Top most dangerous dog breeds! Watch this video to find out about all of the most dangerous breeds in the world like the rottweiler and all of the world’s most dangerous dog breeds!
7. German Shepherd
German Shepherds were bred as herding dogs and began gaining popularity in the United States in the 1900s. These pups can grow from twenty-two to twenty-six inches tall at the shoulder and weigh up to ninety pounds. They are very courageous, loyal, and confident but need regular training and socialization. German Shepherds are very connected to their families and want to please their owners. Their athletic ability and willingness to protect their loved ones can be dangerous if they’re allowed to run wild. German Shepherds also don’t make friends quickly with new people; so, be cautious when meeting one for the first time.
6. Caucasian Shepherd

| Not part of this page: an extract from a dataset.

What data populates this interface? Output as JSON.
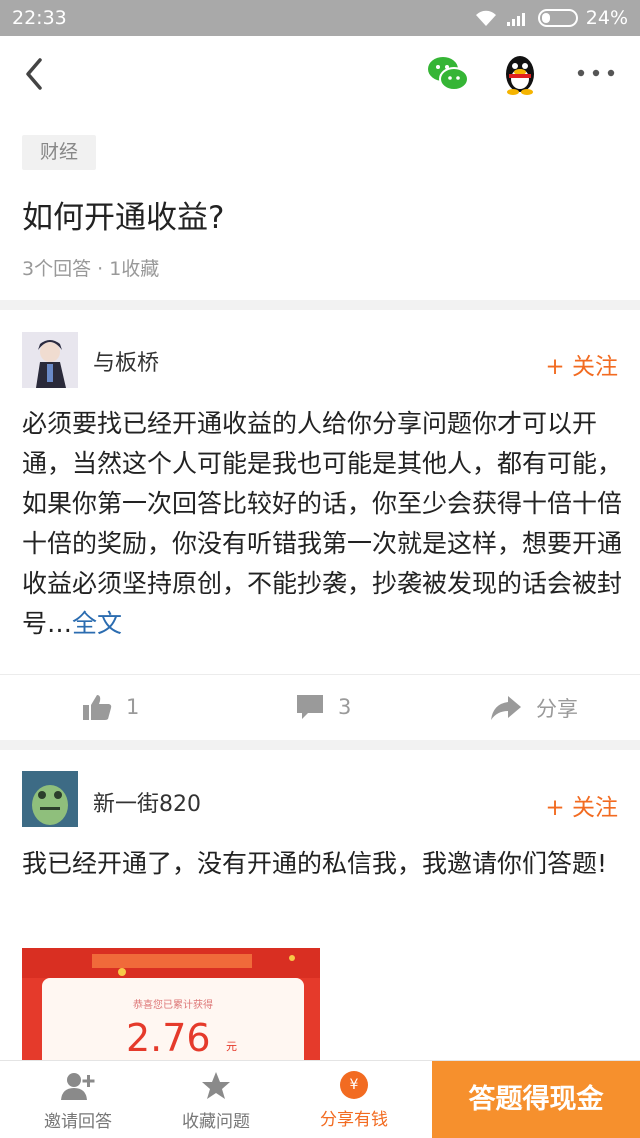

As you probably figured out by its name, this breed started out protecting livestock and property from predators around the Kavkaz mountain range in Eastern Europe. They stand at about thirty inches tall and weigh up to one hundred seventy pounds. Caucasian Shepherds are companions and watchdogs in the present-day. These pups need a lot of training because they are highly intelligent and independent. They are also extremely protective of their owners and their territory, which isn’t shocking since they were bred to be that way. However, it’s probably not the best idea to let people come into your house if you own a Caucasian Shepherd.
Wolfdogs are the results of domesticated pooches breeding with wolves. Their behavior is often unpredictable because they have a wide variety of genetic characteristics. One example is the Czechoslovakian Wolfdog, which is very independent and dominant and was initially bred for border patrol in Czechoslovakia. They’re wary of all strangers and can be very dangerous if they’re not strictly trained. They grow up to twenty-five and a half inches tall and weigh up to fifty-seven pounds. They look very similar to regular wolves, and it’s best not to approach one that isn’t your own.